Records from a data source:
**********

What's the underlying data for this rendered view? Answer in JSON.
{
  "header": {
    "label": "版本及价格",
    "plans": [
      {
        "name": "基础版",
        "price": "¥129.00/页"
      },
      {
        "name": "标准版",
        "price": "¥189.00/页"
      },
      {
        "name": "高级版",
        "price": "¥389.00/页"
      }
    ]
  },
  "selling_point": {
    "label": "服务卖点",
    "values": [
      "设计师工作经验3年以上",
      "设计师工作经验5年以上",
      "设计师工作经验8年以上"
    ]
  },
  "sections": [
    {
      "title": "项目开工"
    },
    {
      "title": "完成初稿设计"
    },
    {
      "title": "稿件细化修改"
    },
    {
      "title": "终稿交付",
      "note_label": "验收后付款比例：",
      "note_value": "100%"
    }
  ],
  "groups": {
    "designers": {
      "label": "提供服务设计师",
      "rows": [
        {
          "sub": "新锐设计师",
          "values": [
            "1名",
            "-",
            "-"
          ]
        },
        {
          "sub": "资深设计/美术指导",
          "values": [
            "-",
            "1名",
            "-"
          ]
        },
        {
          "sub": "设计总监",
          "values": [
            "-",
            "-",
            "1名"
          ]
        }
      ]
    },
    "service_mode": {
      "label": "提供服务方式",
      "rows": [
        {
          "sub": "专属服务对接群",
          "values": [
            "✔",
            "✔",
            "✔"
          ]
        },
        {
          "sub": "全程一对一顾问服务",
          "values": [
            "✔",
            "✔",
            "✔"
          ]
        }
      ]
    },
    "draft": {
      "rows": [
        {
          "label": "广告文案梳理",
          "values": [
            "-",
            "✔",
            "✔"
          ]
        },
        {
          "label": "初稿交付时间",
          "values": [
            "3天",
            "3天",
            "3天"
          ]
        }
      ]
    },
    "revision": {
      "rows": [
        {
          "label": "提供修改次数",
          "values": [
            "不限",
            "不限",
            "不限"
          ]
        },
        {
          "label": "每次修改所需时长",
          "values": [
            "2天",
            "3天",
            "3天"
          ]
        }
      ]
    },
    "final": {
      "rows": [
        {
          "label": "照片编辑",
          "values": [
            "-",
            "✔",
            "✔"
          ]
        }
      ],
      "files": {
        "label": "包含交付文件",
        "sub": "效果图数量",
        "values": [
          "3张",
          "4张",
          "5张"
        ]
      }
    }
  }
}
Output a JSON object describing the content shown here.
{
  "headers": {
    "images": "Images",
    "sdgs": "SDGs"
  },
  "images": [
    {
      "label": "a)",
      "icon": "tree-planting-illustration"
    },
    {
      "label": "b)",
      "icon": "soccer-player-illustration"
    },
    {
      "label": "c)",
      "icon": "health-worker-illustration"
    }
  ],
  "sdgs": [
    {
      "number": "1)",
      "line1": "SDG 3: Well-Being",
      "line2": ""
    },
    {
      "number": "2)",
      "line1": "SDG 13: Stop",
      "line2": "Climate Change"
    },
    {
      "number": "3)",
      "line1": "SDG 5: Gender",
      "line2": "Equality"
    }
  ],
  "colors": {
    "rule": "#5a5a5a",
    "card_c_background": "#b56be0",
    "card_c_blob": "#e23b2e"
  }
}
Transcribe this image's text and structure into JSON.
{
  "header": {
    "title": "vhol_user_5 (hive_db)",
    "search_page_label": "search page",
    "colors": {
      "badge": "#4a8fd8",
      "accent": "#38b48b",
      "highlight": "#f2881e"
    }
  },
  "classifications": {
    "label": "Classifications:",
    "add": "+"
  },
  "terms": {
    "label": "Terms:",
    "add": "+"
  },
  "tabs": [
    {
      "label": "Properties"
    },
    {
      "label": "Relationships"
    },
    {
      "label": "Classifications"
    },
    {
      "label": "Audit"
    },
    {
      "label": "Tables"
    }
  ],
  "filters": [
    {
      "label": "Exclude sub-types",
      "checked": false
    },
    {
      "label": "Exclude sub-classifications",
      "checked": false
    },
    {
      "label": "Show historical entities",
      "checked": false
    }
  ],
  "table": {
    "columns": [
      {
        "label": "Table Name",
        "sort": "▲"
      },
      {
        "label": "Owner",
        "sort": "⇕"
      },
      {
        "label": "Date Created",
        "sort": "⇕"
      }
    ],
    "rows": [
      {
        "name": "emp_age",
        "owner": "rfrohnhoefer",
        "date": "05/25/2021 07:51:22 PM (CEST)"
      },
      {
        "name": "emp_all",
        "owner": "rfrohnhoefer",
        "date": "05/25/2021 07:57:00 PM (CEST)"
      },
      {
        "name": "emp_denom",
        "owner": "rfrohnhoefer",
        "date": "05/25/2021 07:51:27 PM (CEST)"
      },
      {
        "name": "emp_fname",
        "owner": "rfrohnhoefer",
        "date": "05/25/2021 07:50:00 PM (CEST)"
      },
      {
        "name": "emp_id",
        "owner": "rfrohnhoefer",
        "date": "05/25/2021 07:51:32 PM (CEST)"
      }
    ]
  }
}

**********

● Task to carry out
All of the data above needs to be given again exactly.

● Written answer
What's the underlying data for this rendered view? Answer in JSON.
{
  "header": {
    "label": "版本及价格",
    "plans": [
      {
        "name": "基础版",
        "price": "¥129.00/页"
      },
      {
        "name": "标准版",
        "price": "¥189.00/页"
      },
      {
        "name": "高级版",
        "price": "¥389.00/页"
      }
    ]
  },
  "selling_point": {
    "label": "服务卖点",
    "values": [
      "设计师工作经验3年以上",
      "设计师工作经验5年以上",
      "设计师工作经验8年以上"
    ]
  },
  "sections": [
    {
      "title": "项目开工"
    },
    {
      "title": "完成初稿设计"
    },
    {
      "title": "稿件细化修改"
    },
    {
      "title": "终稿交付",
      "note_label": "验收后付款比例：",
      "note_value": "100%"
    }
  ],
  "groups": {
    "designers": {
      "label": "提供服务设计师",
      "rows": [
        {
          "sub": "新锐设计师",
          "values": [
            "1名",
            "-",
            "-"
          ]
        },
        {
          "sub": "资深设计/美术指导",
          "values": [
            "-",
            "1名",
            "-"
          ]
        },
        {
          "sub": "设计总监",
          "values": [
            "-",
            "-",
            "1名"
          ]
        }
      ]
    },
    "service_mode": {
      "label": "提供服务方式",
      "rows": [
        {
          "sub": "专属服务对接群",
          "values": [
            "✔",
            "✔",
            "✔"
          ]
        },
        {
          "sub": "全程一对一顾问服务",
          "values": [
            "✔",
            "✔",
            "✔"
          ]
        }
      ]
    },
    "draft": {
      "rows": [
        {
          "label": "广告文案梳理",
          "values": [
            "-",
            "✔",
            "✔"
          ]
        },
        {
          "label": "初稿交付时间",
          "values": [
            "3天",
            "3天",
            "3天"
          ]
        }
      ]
    },
    "revision": {
      "rows": [
        {
          "label": "提供修改次数",
          "values": [
            "不限",
            "不限",
            "不限"
          ]
        },
        {
          "label": "每次修改所需时长",
          "values": [
            "2天",
            "3天",
            "3天"
          ]
        }
      ]
    },
    "final": {
      "rows": [
        {
          "label": "照片编辑",
          "values": [
            "-",
            "✔",
            "✔"
          ]
        }
      ],
      "files": {
        "label": "包含交付文件",
        "sub": "效果图数量",
        "values": [
          "3张",
          "4张",
          "5张"
        ]
      }
    }
  }
}
Output a JSON object describing the content shown here.
{
  "headers": {
    "images": "Images",
    "sdgs": "SDGs"
  },
  "images": [
    {
      "label": "a)",
      "icon": "tree-planting-illustration"
    },
    {
      "label": "b)",
      "icon": "soccer-player-illustration"
    },
    {
      "label": "c)",
      "icon": "health-worker-illustration"
    }
  ],
  "sdgs": [
    {
      "number": "1)",
      "line1": "SDG 3: Well-Being",
      "line2": ""
    },
    {
      "number": "2)",
      "line1": "SDG 13: Stop",
      "line2": "Climate Change"
    },
    {
      "number": "3)",
      "line1": "SDG 5: Gender",
      "line2": "Equality"
    }
  ],
  "colors": {
    "rule": "#5a5a5a",
    "card_c_background": "#b56be0",
    "card_c_blob": "#e23b2e"
  }
}
Transcribe this image's text and structure into JSON.
{
  "header": {
    "title": "vhol_user_5 (hive_db)",
    "search_page_label": "search page",
    "colors": {
      "badge": "#4a8fd8",
      "accent": "#38b48b",
      "highlight": "#f2881e"
    }
  },
  "classifications": {
    "label": "Classifications:",
    "add": "+"
  },
  "terms": {
    "label": "Terms:",
    "add": "+"
  },
  "tabs": [
    {
      "label": "Properties"
    },
    {
      "label": "Relationships"
    },
    {
      "label": "Classifications"
    },
    {
      "label": "Audit"
    },
    {
      "label": "Tables"
    }
  ],
  "filters": [
    {
      "label": "Exclude sub-types",
      "checked": false
    },
    {
      "label": "Exclude sub-classifications",
      "checked": false
    },
    {
      "label": "Show historical entities",
      "checked": false
    }
  ],
  "table": {
    "columns": [
      {
        "label": "Table Name",
        "sort": "▲"
      },
      {
        "label": "Owner",
        "sort": "⇕"
      },
      {
        "label": "Date Created",
        "sort": "⇕"
      }
    ],
    "rows": [
      {
        "name": "emp_age",
        "owner": "rfrohnhoefer",
        "date": "05/25/2021 07:51:22 PM (CEST)"
      },
      {
        "name": "emp_all",
        "owner": "rfrohnhoefer",
        "date": "05/25/2021 07:57:00 PM (CEST)"
      },
      {
        "name": "emp_denom",
        "owner": "rfrohnhoefer",
        "date": "05/25/2021 07:51:27 PM (CEST)"
      },
      {
        "name": "emp_fname",
        "owner": "rfrohnhoefer",
        "date": "05/25/2021 07:50:00 PM (CEST)"
      },
      {
        "name": "emp_id",
        "owner": "rfrohnhoefer",
        "date": "05/25/2021 07:51:32 PM (CEST)"
      }
    ]
  }
}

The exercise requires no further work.